*This blog originally posted on Think.Innovate. See the original post here.
Imagine a device that wirelessly translates sign language to a computer.
That’s what Lu Sun, a computer engineering student at the University of Texas at Dallas, has been doing for much of the past year – spending most of her time inside the four walls of a campus lab in the Texas Analog Center of Excellence. And with help from TIers and our technology, the master’s student has done it, conceiving a device that will translate signs for those who don’t know the language.
The university research project, funded by TI and the National Science Foundation, began in a unique way. Leo Estevez, a wireless sensors and controls maker at Kilby Labs Dallas, recently completed another research project at UT Dallas involving a brain cap that wirelessly records electrical signals from the brain to control such things as a computer mouse. Leo wanted to find a way to extend this research into other areas. That’s when he received a fortuitous Facebook message from his cousin Rocio Estevez, a teacher for deaf students in South America.
“She told me I am always doing a lot of cool stuff, it would be great if I could do something for her students,’” Leo said.
Leo realized the same device for the wireless brain cap could also be used to measure muscle movements when signing. So he partnered with Lu and her professor Roozbeh Jafari to combine our 8-channel ADS1299 biopotential measurement analog front end with an accelerometer to interpret sign language.
While Lu and Roozbeh got to work on the complicated algorithms required to translate muscle movements and accelerometer readings into words that appear on a computer screen, Leo looked for ways to update the wireless component of the device with the latest TI technology. Leo reached out to his friend Thomas Almholt, an applications manager in low power wireless, to see if he might have an interest in helping with the research project. The critical work in the UT Dallas lab took on a special meaning to Thomas.
“My oldest daughter Cassandra was diagnosed at the age of two with a rare chromosome disorder, so rare it is simply called 1P36,” Thomas said. “1P36 creates delays in the cognitive and motor skills of a person, meaning she has difficulty communicating.”
Cassandra’s first language was basic sign language, and for a number of years, it was the only way Cassandra could communicate. To this day, sign language is still the easiest way for Cassandra to converse with others.
Eager to further the endeavor, Thomas began supporting the research project with the newest wireless device containing the lowest power, the SimpleLink™ Bluetooth® Smart CC2640 wireless MCU. While Thomas is passionate about aiding in the innovations of our customers, this particular project was extra special.
“It is on a different level. Most of my work enables customers to make electric, gas and water meters. It is definitely interesting and important, as well as good for society, but this is a much more personal project,” Thomas said.
Today, the sign language interpreter can successfully wirelessly translate 40 signs from a person to a laptop. The sign language interpreter took 2nd place in the 2015 Texas Instruments Innovation Challenge (TIIC) North America Design Contest. Despite the recent recognition, Lu and her partners Zhongjun Tian and Jian Wu, students in the Erik Jonsson School of Engineering and Computer Science, said they can’t wait to get back in the lab and expand the device’s capabilities and mobility.

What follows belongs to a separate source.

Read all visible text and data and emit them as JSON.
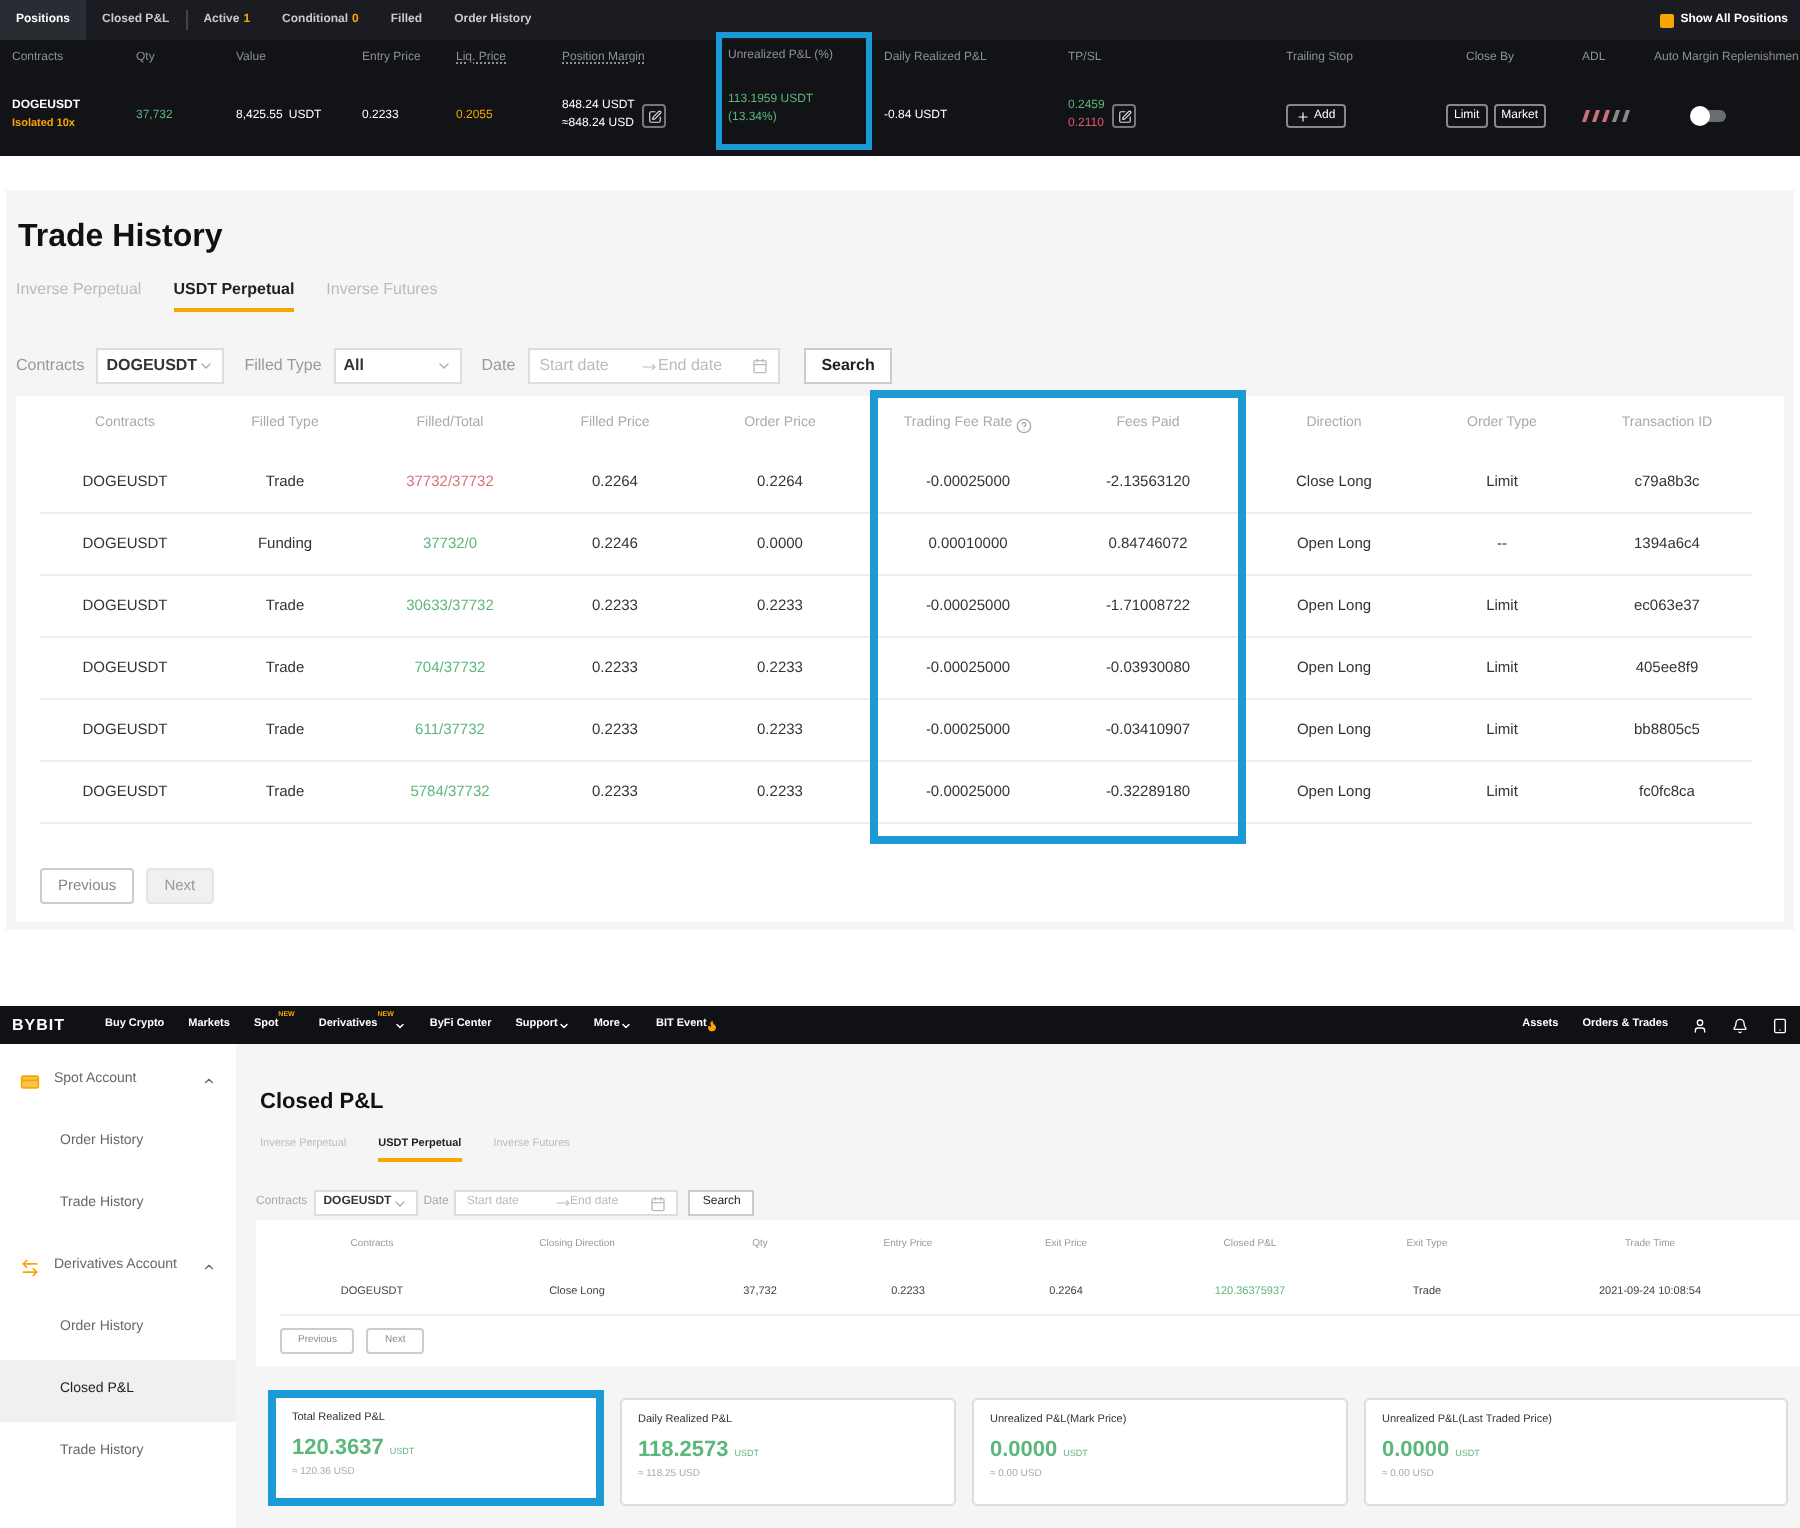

Watch the video below to see the sign language interpreter in action:
On the TI side, both Leo and Thomas credit their management team for making the project a reality – and seizing an opportunity to create technology that could change the lives of an estimated 70 million deaf or hearing-impaired people.
“This could be transformative, particularly for kids in classes like my cousin’s,” Leo said. “These kids fall behind all the time, but this gives them a chance at an equal opportunity.”
“This speaks to one of the reasons why I joined TI and why I am staying. It is great when a corporation is doing well for it and its employees, but we also do some of these activities because they are the right thing to do,” Thomas said.